Consider this when writing policies: Employees can sue if their employer discriminates against them because of their “association” with a member of a protected class. And that association can include dating and other intimate relationships.
Have your attorney review your policy on interoffice romance to make sure you’re protected against charges of association discrimination.
Recent case: Katherine Dallas, Alisa Jones and Edward Thomas all worked for the Calhoun County School District. Dallas and Jones are white and Thomas is black. When the women were terminated, they claimed it was because of their close association and friendship—including sexual relationships—with Thomas.
They sued for association discrimination. Their case is pending, with each testifying about the details of their relationship. (Dallas, et al., v. Calhoun County School District, No. 5:10-CV-258, ND FL 2011)
- How to Fire an Employee the Legal Way: 6 Termination Guidelines
- Disability harassment costs Wall Street firm half million
- Disabled worker isn't entitled to work-at-home accommodation
- Nip harassment suits in the bud: Establish clear system for lodging complaints

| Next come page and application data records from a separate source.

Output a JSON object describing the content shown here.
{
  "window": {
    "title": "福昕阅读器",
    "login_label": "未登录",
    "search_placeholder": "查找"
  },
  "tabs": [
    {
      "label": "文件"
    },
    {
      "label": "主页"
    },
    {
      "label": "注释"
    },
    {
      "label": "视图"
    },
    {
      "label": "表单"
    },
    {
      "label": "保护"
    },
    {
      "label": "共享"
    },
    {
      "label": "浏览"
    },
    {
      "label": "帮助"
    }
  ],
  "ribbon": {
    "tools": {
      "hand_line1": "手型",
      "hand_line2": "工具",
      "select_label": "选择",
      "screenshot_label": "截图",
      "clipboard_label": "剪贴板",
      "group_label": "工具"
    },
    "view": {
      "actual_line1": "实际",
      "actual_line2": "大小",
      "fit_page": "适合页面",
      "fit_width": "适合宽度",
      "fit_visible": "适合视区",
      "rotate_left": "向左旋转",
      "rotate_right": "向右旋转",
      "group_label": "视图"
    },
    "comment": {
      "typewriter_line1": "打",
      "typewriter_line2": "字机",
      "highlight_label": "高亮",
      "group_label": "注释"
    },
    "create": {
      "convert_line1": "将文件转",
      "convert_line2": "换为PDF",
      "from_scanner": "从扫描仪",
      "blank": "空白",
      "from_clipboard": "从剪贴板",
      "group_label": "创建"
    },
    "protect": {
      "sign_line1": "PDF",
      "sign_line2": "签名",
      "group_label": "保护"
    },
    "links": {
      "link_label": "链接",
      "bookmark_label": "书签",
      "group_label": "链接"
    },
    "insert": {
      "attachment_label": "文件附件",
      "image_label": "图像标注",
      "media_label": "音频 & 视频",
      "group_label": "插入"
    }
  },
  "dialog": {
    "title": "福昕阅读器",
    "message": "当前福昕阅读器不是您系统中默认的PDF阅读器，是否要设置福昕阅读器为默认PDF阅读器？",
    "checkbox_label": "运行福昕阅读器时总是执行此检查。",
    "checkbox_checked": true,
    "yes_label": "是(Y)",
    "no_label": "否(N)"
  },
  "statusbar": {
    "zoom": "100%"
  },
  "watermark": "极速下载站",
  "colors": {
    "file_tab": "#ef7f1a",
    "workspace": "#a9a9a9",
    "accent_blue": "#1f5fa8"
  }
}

- For trusted public employees, unsavory off-duty conduct can amount to a firing offense